App and web page records
☆ ☆ ☆

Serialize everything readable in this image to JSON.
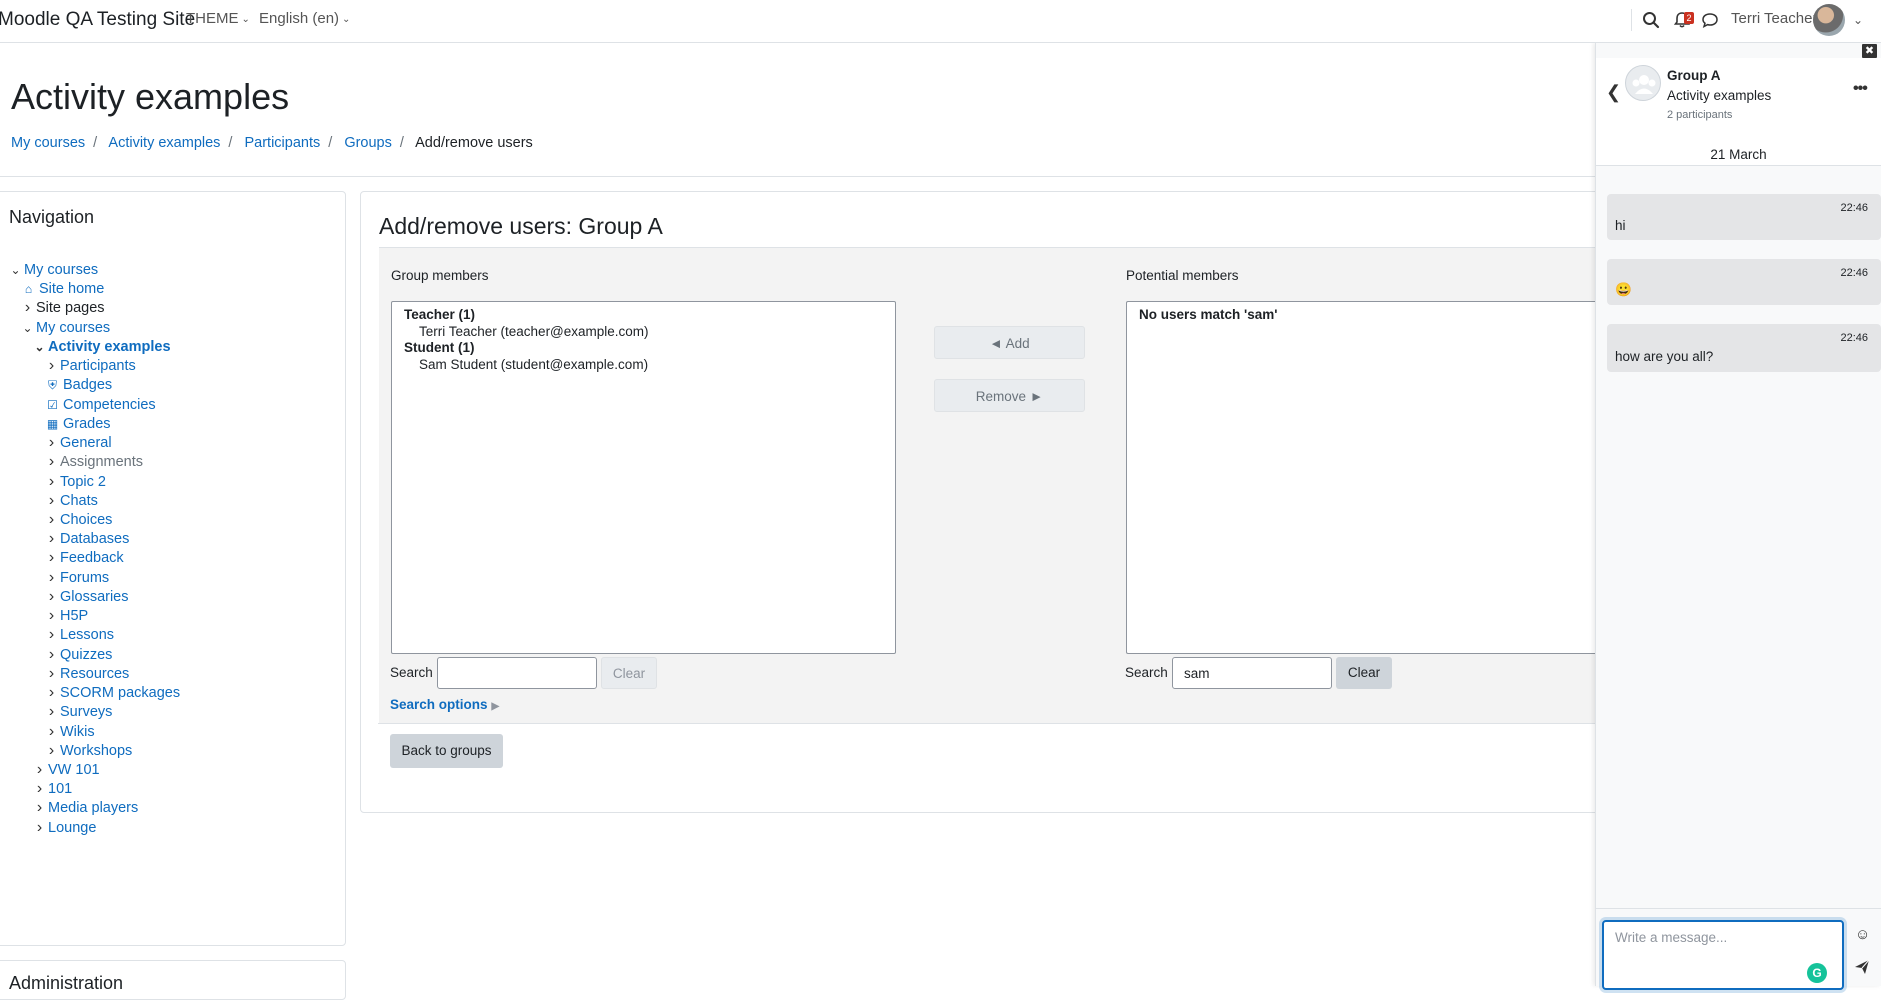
{
  "navbar": {
    "site_name": "Moodle QA Testing Site",
    "theme_menu": "THEME",
    "language_menu": "English (en)",
    "notification_count": "2",
    "username": "Terri Teacher"
  },
  "page": {
    "title": "Activity examples",
    "breadcrumb": [
      "My courses",
      "Activity examples",
      "Participants",
      "Groups",
      "Add/remove users"
    ]
  },
  "navigation": {
    "title": "Navigation",
    "items": [
      {
        "label": "My courses",
        "depth": 0,
        "toggle": "open",
        "kind": "link"
      },
      {
        "label": "Site home",
        "depth": 1,
        "toggle": "none",
        "icon": "home-icon",
        "kind": "link"
      },
      {
        "label": "Site pages",
        "depth": 1,
        "toggle": "closed",
        "kind": "plain"
      },
      {
        "label": "My courses",
        "depth": 1,
        "toggle": "open",
        "kind": "link"
      },
      {
        "label": "Activity examples",
        "depth": 2,
        "toggle": "open",
        "kind": "link",
        "bold": true
      },
      {
        "label": "Participants",
        "depth": 3,
        "toggle": "closed",
        "kind": "link"
      },
      {
        "label": "Badges",
        "depth": 3,
        "toggle": "none",
        "icon": "shield-icon",
        "kind": "link"
      },
      {
        "label": "Competencies",
        "depth": 3,
        "toggle": "none",
        "icon": "checkbox-icon",
        "kind": "link"
      },
      {
        "label": "Grades",
        "depth": 3,
        "toggle": "none",
        "icon": "table-icon",
        "kind": "link"
      },
      {
        "label": "General",
        "depth": 3,
        "toggle": "closed",
        "kind": "link"
      },
      {
        "label": "Assignments",
        "depth": 3,
        "toggle": "closed",
        "kind": "static"
      },
      {
        "label": "Topic 2",
        "depth": 3,
        "toggle": "closed",
        "kind": "link"
      },
      {
        "label": "Chats",
        "depth": 3,
        "toggle": "closed",
        "kind": "link"
      },
      {
        "label": "Choices",
        "depth": 3,
        "toggle": "closed",
        "kind": "link"
      },
      {
        "label": "Databases",
        "depth": 3,
        "toggle": "closed",
        "kind": "link"
      },
      {
        "label": "Feedback",
        "depth": 3,
        "toggle": "closed",
        "kind": "link"
      },
      {
        "label": "Forums",
        "depth": 3,
        "toggle": "closed",
        "kind": "link"
      },
      {
        "label": "Glossaries",
        "depth": 3,
        "toggle": "closed",
        "kind": "link"
      },
      {
        "label": "H5P",
        "depth": 3,
        "toggle": "closed",
        "kind": "link"
      },
      {
        "label": "Lessons",
        "depth": 3,
        "toggle": "closed",
        "kind": "link"
      },
      {
        "label": "Quizzes",
        "depth": 3,
        "toggle": "closed",
        "kind": "link"
      },
      {
        "label": "Resources",
        "depth": 3,
        "toggle": "closed",
        "kind": "link"
      },
      {
        "label": "SCORM packages",
        "depth": 3,
        "toggle": "closed",
        "kind": "link"
      },
      {
        "label": "Surveys",
        "depth": 3,
        "toggle": "closed",
        "kind": "link"
      },
      {
        "label": "Wikis",
        "depth": 3,
        "toggle": "closed",
        "kind": "link"
      },
      {
        "label": "Workshops",
        "depth": 3,
        "toggle": "closed",
        "kind": "link"
      },
      {
        "label": "VW 101",
        "depth": 2,
        "toggle": "closed",
        "kind": "link"
      },
      {
        "label": "101",
        "depth": 2,
        "toggle": "closed",
        "kind": "link"
      },
      {
        "label": "Media players",
        "depth": 2,
        "toggle": "closed",
        "kind": "link"
      },
      {
        "label": "Lounge",
        "depth": 2,
        "toggle": "closed",
        "kind": "link"
      }
    ]
  },
  "administration": {
    "title": "Administration"
  },
  "main": {
    "heading": "Add/remove users: Group A",
    "group_members_label": "Group members",
    "potential_members_label": "Potential members",
    "group_members": {
      "groups": [
        {
          "label": "Teacher (1)",
          "options": [
            "Terri Teacher (teacher@example.com)"
          ]
        },
        {
          "label": "Student (1)",
          "options": [
            "Sam Student (student@example.com)"
          ]
        }
      ]
    },
    "potential_members": {
      "message": "No users match 'sam'"
    },
    "add_button": "◄ Add",
    "remove_button": "Remove ►",
    "search_label": "Search",
    "left_search_value": "",
    "right_search_value": "sam",
    "clear_button": "Clear",
    "search_options": "Search options",
    "back_button": "Back to groups"
  },
  "drawer": {
    "group_name": "Group A",
    "course_name": "Activity examples",
    "participants": "2 participants",
    "day": "21 March",
    "messages": [
      {
        "time": "22:46",
        "text": "hi"
      },
      {
        "time": "22:46",
        "text": "😀"
      },
      {
        "time": "22:46",
        "text": "how are you all?"
      }
    ],
    "compose_placeholder": "Write a message..."
  }
}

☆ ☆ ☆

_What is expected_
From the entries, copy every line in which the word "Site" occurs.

_Task solution_
    "site_name": "Moodle QA Testing Site",
        "label": "Site home",
        "label": "Site pages",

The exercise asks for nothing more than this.